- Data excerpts
################
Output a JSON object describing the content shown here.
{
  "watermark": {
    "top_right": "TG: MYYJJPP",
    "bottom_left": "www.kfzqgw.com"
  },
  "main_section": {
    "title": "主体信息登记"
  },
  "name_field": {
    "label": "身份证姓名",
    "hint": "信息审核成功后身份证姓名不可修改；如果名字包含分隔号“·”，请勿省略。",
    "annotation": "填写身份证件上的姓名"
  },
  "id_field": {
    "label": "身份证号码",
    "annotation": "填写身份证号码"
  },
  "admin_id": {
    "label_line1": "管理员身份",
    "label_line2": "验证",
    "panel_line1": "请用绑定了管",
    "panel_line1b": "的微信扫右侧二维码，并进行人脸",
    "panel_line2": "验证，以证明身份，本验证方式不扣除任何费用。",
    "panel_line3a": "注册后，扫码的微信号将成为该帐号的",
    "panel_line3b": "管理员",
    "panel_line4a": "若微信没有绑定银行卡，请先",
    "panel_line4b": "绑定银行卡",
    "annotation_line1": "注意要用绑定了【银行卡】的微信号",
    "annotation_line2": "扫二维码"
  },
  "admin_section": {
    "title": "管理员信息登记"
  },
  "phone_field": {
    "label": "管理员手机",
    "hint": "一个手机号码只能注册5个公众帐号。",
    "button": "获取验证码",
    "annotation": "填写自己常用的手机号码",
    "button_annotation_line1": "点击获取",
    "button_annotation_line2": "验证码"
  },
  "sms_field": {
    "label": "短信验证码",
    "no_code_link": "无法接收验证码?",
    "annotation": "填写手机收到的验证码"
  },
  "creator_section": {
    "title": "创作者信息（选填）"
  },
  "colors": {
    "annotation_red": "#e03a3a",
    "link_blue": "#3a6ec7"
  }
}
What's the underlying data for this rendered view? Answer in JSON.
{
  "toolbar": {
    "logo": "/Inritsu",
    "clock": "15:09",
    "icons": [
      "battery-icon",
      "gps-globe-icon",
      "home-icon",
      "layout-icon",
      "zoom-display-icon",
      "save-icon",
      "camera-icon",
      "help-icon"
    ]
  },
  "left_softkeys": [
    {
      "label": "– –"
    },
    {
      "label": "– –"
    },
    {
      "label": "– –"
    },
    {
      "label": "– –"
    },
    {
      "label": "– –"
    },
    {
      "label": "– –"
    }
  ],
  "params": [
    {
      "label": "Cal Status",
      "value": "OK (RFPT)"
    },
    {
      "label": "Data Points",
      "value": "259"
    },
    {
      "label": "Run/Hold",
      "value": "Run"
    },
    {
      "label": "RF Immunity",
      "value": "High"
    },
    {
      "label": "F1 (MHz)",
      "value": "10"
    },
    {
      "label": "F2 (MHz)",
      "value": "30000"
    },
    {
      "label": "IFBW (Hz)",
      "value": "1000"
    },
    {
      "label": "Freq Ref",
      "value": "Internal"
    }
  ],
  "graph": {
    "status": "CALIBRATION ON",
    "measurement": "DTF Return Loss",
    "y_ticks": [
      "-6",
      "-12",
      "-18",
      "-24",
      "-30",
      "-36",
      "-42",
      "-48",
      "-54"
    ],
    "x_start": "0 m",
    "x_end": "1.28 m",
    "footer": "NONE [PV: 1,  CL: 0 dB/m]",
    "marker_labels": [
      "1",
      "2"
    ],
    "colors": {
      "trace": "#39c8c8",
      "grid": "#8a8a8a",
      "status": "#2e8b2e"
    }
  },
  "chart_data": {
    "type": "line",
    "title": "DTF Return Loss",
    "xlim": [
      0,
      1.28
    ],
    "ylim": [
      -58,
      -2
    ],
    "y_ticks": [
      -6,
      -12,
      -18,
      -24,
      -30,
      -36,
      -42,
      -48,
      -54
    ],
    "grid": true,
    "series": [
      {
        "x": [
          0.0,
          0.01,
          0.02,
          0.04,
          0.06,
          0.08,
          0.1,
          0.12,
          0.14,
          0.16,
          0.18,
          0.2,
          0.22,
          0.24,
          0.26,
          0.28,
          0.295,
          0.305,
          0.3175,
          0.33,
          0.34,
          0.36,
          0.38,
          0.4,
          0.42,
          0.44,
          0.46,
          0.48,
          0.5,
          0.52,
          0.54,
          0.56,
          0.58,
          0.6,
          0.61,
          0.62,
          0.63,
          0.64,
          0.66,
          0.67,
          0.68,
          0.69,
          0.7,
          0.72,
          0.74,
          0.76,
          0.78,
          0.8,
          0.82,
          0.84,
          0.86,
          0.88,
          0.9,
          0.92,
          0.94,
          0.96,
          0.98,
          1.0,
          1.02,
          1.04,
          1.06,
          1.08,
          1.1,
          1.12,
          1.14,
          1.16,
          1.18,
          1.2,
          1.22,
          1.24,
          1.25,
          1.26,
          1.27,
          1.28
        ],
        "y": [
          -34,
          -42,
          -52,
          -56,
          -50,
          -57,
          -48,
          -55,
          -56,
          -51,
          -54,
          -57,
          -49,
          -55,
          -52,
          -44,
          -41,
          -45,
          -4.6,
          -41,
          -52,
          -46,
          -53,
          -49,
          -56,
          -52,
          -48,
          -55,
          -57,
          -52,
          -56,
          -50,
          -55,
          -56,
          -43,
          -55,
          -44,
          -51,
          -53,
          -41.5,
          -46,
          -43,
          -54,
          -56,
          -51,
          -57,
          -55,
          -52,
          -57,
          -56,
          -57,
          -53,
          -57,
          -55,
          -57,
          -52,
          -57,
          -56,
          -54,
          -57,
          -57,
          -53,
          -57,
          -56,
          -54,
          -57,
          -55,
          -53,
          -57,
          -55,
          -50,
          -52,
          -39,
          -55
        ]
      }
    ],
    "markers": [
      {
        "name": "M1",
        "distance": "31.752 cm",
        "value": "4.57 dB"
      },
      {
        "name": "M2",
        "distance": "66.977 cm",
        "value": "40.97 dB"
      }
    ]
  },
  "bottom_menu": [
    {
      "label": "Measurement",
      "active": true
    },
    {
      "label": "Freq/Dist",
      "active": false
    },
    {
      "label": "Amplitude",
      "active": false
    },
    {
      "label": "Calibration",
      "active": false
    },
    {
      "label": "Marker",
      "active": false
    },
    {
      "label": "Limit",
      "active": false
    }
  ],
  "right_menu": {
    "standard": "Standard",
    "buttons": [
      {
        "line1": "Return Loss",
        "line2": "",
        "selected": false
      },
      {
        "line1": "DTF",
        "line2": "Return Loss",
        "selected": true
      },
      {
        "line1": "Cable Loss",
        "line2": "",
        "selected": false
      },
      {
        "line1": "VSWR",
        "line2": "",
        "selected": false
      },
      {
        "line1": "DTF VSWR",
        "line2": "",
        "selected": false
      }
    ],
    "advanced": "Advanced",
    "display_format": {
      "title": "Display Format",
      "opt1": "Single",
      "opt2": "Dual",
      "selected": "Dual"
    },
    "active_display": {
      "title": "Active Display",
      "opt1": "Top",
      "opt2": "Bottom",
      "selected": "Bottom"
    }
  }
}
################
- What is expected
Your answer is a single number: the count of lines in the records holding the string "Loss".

- Answer to this problem
5